:: SUPPLIED RECORDS ::

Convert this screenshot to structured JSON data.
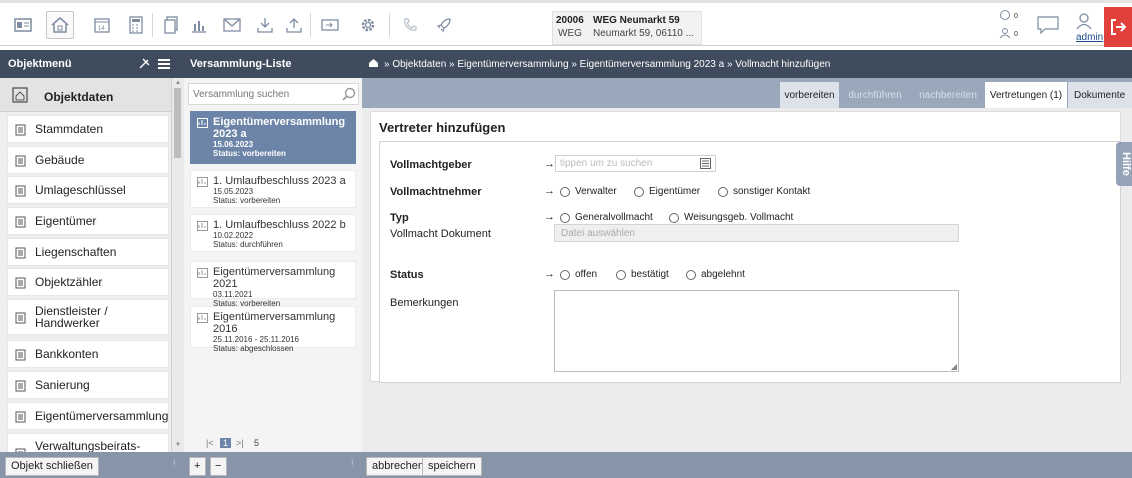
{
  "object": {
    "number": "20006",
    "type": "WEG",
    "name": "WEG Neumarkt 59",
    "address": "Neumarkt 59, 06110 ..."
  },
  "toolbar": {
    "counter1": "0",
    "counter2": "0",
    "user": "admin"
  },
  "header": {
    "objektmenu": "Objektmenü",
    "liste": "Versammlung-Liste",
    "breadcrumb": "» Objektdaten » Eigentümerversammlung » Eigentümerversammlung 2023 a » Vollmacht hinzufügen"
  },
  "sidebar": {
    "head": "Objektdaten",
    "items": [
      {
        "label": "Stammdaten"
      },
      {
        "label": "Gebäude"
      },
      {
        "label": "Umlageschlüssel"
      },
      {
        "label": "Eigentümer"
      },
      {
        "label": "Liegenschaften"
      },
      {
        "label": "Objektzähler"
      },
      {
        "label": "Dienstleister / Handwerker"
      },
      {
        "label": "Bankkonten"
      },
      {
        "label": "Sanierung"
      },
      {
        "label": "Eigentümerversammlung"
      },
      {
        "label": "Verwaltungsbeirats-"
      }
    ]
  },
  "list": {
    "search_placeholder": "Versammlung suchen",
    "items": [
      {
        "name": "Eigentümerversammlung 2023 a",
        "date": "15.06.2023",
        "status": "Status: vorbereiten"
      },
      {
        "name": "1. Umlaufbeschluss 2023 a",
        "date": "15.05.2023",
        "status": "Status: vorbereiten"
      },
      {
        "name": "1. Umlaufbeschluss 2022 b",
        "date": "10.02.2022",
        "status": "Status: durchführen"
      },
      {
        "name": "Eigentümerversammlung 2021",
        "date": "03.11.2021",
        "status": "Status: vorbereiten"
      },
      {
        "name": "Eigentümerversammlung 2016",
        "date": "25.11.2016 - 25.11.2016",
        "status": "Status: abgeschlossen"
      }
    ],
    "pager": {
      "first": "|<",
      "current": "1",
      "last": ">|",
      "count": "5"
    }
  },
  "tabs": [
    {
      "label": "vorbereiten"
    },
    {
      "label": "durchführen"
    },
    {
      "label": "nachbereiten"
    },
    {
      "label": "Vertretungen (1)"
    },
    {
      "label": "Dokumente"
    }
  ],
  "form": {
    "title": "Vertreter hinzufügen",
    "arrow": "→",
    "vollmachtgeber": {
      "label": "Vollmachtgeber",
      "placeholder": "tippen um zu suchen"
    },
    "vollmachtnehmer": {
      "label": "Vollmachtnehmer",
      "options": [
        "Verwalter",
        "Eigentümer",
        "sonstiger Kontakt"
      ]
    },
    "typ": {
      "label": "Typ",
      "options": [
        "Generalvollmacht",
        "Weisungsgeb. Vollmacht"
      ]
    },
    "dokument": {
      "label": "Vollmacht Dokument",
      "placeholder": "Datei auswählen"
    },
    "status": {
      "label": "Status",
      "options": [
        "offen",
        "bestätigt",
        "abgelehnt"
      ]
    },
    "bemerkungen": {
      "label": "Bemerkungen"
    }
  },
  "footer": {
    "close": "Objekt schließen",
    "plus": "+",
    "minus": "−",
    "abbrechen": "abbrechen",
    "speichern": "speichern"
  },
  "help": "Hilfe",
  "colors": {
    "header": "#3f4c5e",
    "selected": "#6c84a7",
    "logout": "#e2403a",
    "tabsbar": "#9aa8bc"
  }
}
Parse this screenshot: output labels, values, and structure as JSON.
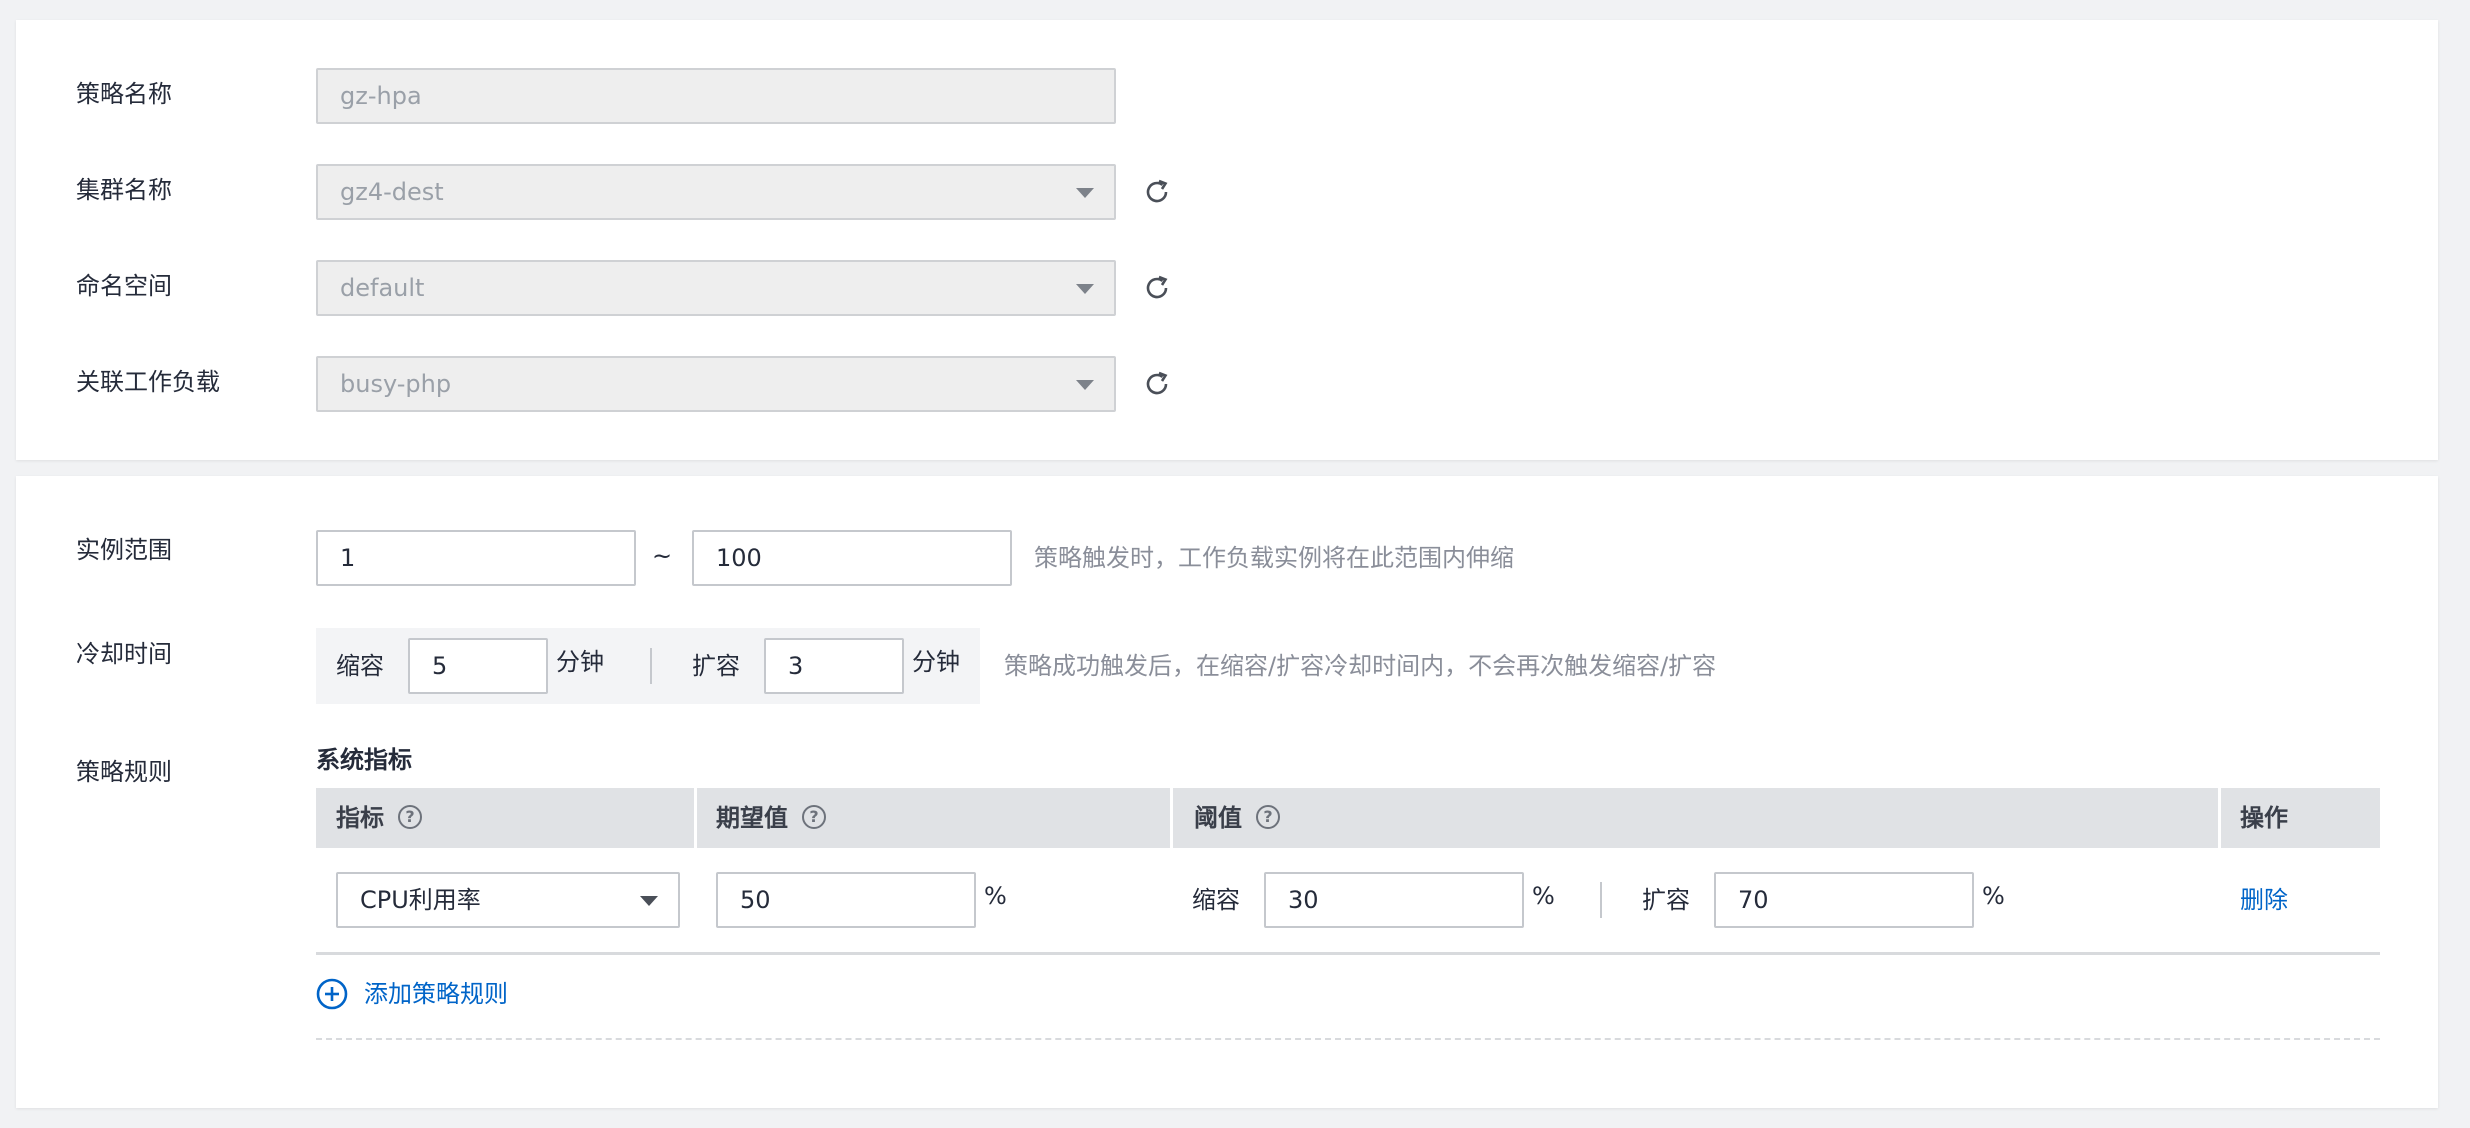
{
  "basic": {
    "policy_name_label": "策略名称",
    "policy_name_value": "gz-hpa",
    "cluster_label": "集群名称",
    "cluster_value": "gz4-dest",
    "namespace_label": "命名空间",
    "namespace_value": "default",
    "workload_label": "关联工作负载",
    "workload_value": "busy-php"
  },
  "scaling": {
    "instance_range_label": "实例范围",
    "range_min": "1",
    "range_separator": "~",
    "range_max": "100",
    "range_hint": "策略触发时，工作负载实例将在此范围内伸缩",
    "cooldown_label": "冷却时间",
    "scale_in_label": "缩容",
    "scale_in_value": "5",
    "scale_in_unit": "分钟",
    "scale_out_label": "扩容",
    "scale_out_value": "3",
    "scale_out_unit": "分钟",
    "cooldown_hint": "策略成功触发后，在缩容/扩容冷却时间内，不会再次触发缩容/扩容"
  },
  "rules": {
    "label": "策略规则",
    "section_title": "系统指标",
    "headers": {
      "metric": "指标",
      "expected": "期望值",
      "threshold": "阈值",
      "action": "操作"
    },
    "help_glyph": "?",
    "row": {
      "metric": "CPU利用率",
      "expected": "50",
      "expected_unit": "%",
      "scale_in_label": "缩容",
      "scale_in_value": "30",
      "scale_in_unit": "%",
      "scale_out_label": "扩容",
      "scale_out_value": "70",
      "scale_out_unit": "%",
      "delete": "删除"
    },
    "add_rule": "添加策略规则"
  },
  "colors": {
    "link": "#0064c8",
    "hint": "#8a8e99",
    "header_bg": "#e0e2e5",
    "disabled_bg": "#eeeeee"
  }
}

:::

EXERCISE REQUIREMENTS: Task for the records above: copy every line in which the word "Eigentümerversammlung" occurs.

SOLUTION TO THIS TASK:
    "breadcrumb": "» Objektdaten » Eigentümerversammlung » Eigentümerversammlung 2023 a » Vollmacht hinzufügen"
        "label": "Eigentümerversammlung"
        "name": "Eigentümerversammlung 2023 a",
        "name": "Eigentümerversammlung 2021",
        "name": "Eigentümerversammlung 2016",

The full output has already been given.